Berkeley’s Sociology Department is known around the world for its excellence in research and teaching. Our faculty advance cutting edge research and teach in most sociological specialities. Our PhDs are leaders in universities and research centers across the US and in many other countries. And our BAs populate the ranks of innumerable professions, bringing with them the skills and special perspective of Berkeley sociology. 

We are proud to make these contributions from the world’s leading public university. At Berkeley, we combine intellectual rigor with a commitment to public service through our research, teaching, and service on campus and beyond. 

For the past six decades, Berkeley’s Sociology Department has consistently been ranked among the world’s top sociology departments. Our graduate program is ranked #1 in the latest U.S. News and World Report, and our undergrad degree is currently the best in the US according to College Factual and features on Grad Reports’ Best College List 2020.

Faculty Spotlight
Ann Swidler
Professor of the Graduate School
Culture, religion, theory, institutionalization, African responses to HIV/AIDS; social ecologies of religion in Africa; chieftaincy, congregational religion and capacities for collective action
Dylan John Riley
Professor
Political Sociology, Comparative Historical Sociology and Social Theory
Danya Lagos
Assistant Professor
Sex and Gender, Demography, Survey Methods, Health, Social Change, Embodiment
In Memoriam
Albert Einstein (1941)
Albert Einstein (1941)
EMERITUS PROFESSOR
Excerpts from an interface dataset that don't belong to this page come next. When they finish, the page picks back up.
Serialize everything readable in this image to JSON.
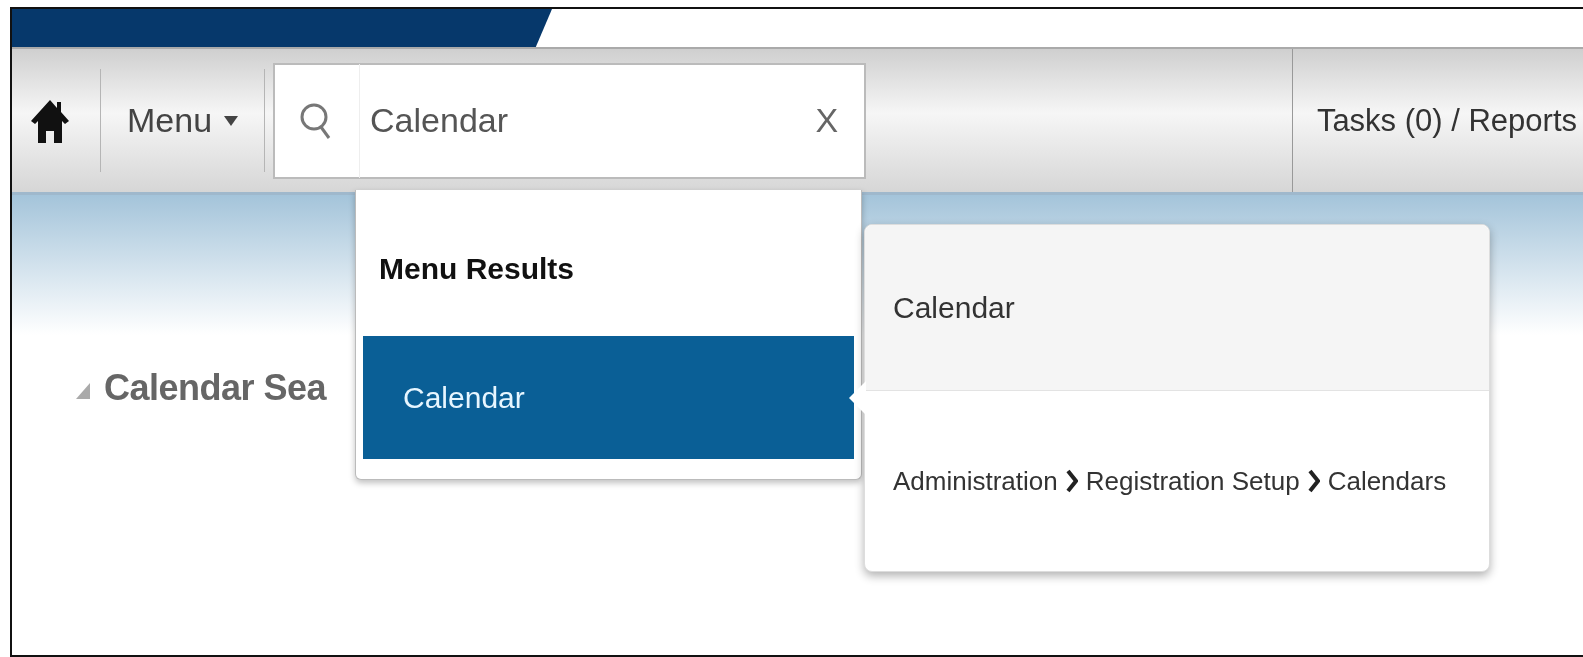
{
  "toolbar": {
    "menu_button": "Menu",
    "search": {
      "value": "Calendar",
      "clear_label": "X"
    },
    "tasks_link": "Tasks (0) / Reports"
  },
  "page_heading": "Calendar Sea",
  "search_results": {
    "heading": "Menu Results",
    "items": [
      {
        "label": "Calendar",
        "selected": true
      }
    ]
  },
  "result_detail": {
    "title": "Calendar",
    "path": [
      "Administration",
      "Registration Setup",
      "Calendars"
    ]
  }
}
Prof. Einstein served graduate students as a model of prudence in remaining unfashionably true to the grand…

Faculty Publishing
Full Name
Robert Braun

Protectors of Pluralism
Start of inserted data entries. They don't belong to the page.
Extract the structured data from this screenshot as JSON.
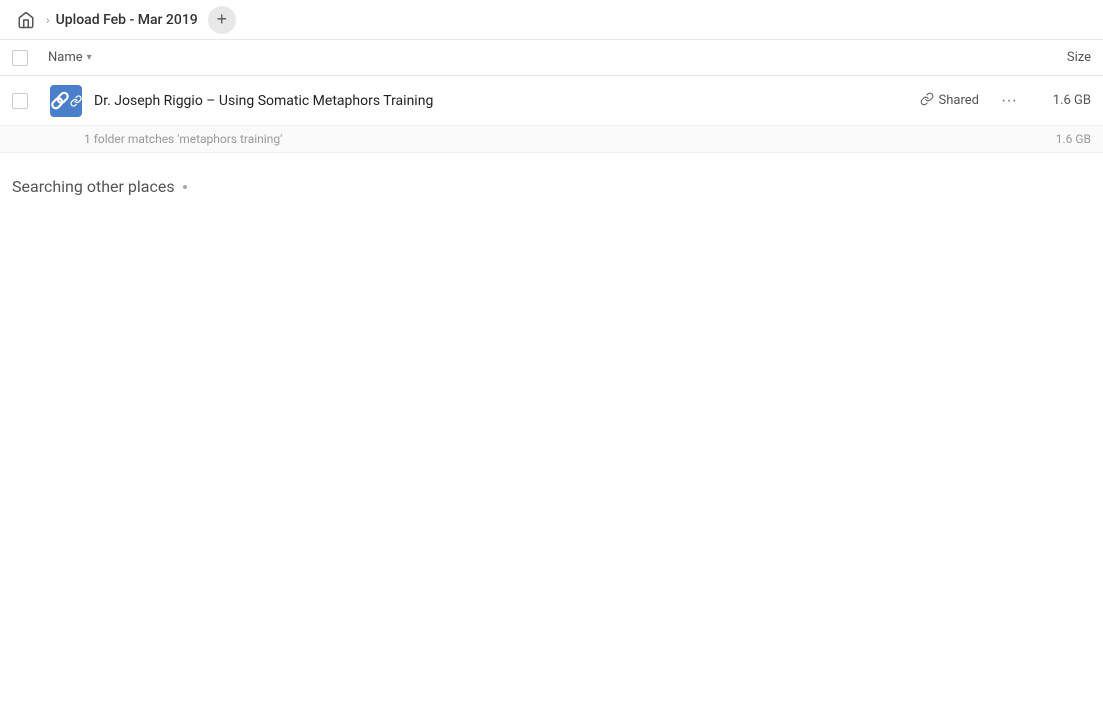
{
  "header": {
    "home_icon": "home",
    "chevron": "›",
    "breadcrumb_title": "Upload Feb - Mar 2019",
    "add_button_label": "+"
  },
  "table": {
    "columns": {
      "name_label": "Name",
      "sort_arrow": "▾",
      "size_label": "Size"
    }
  },
  "file_row": {
    "icon_type": "shared-folder",
    "name": "Dr. Joseph Riggio – Using Somatic Metaphors Training",
    "shared_label": "Shared",
    "more_icon": "•••",
    "size": "1.6 GB",
    "match_text": "1 folder matches 'metaphors training'",
    "match_size": "1.6 GB"
  },
  "searching_section": {
    "title": "Searching other places",
    "loading": true
  }
}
Why do some religious groups protect victims of genocide while others do not? This book argues that local religious minorities are more likely to save persecuted groups. Two reinforcing m...
Full Name
Robert Braun

Protectors of Pluralism
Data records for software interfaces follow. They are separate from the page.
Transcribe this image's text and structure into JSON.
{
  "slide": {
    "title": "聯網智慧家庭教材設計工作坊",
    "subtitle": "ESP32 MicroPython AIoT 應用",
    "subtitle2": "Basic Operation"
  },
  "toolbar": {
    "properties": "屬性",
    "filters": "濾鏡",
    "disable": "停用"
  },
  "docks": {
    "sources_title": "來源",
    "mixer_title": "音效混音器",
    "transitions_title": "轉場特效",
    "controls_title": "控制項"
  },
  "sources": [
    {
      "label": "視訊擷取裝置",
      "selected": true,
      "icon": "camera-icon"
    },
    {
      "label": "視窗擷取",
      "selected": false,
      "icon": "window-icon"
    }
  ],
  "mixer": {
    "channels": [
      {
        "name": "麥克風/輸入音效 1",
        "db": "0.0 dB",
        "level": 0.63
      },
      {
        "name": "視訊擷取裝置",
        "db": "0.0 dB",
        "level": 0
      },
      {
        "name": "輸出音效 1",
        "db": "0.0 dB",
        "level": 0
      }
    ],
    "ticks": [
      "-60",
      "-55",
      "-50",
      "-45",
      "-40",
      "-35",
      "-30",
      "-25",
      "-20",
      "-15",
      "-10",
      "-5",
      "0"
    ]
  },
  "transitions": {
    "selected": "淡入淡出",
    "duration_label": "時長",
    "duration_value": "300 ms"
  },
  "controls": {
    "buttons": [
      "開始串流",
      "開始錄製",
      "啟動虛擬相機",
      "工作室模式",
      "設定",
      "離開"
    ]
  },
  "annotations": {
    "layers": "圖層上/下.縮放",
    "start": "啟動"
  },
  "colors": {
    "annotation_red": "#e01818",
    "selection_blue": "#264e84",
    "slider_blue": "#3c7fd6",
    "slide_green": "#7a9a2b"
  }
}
Why do some religious groups protect victims of genocide while others do not? This book argues that local religious minorities are more likely to save persecuted groups. Two reinforcing mechanisms link minority status to rescue operations. First, religious minorities are better able to set up clandestine organizations because their members are more committed. Second, religious minorities empathize with targets of purification campaigns, imbuing their networks with preferences that lead them to resist genocide. A geo-referenced dataset of Jewish evasio...
Teach-In Seminar
[homepage] colloquium

Departmental Colloquium Series

Ian Carrillo, "Pathways to climate equity and environmental justice: The racial ideology of elites and worksite inequality in Brazilian sugar-ethanol production"

Monday, November 30, 2-3:30pm on Zoom

Pathways to climate equity and environmental justice traverse energy industry worksites. This seminar examines how the racial ideology of elites guides management decisions in worksites rife with labor and environmental hazards. Using the Brazilian sugar-ethanol industry as a case study, the talk illustrates how white industry elites utilize racial and non-racial discursive frames to rationalize the exposure of non-white workers to harmful practices. In focusing on worksites involved with renewable fuels production, this seminar interrogates how elite racial ideologies shape and limit progress toward climate equity and environmental justice.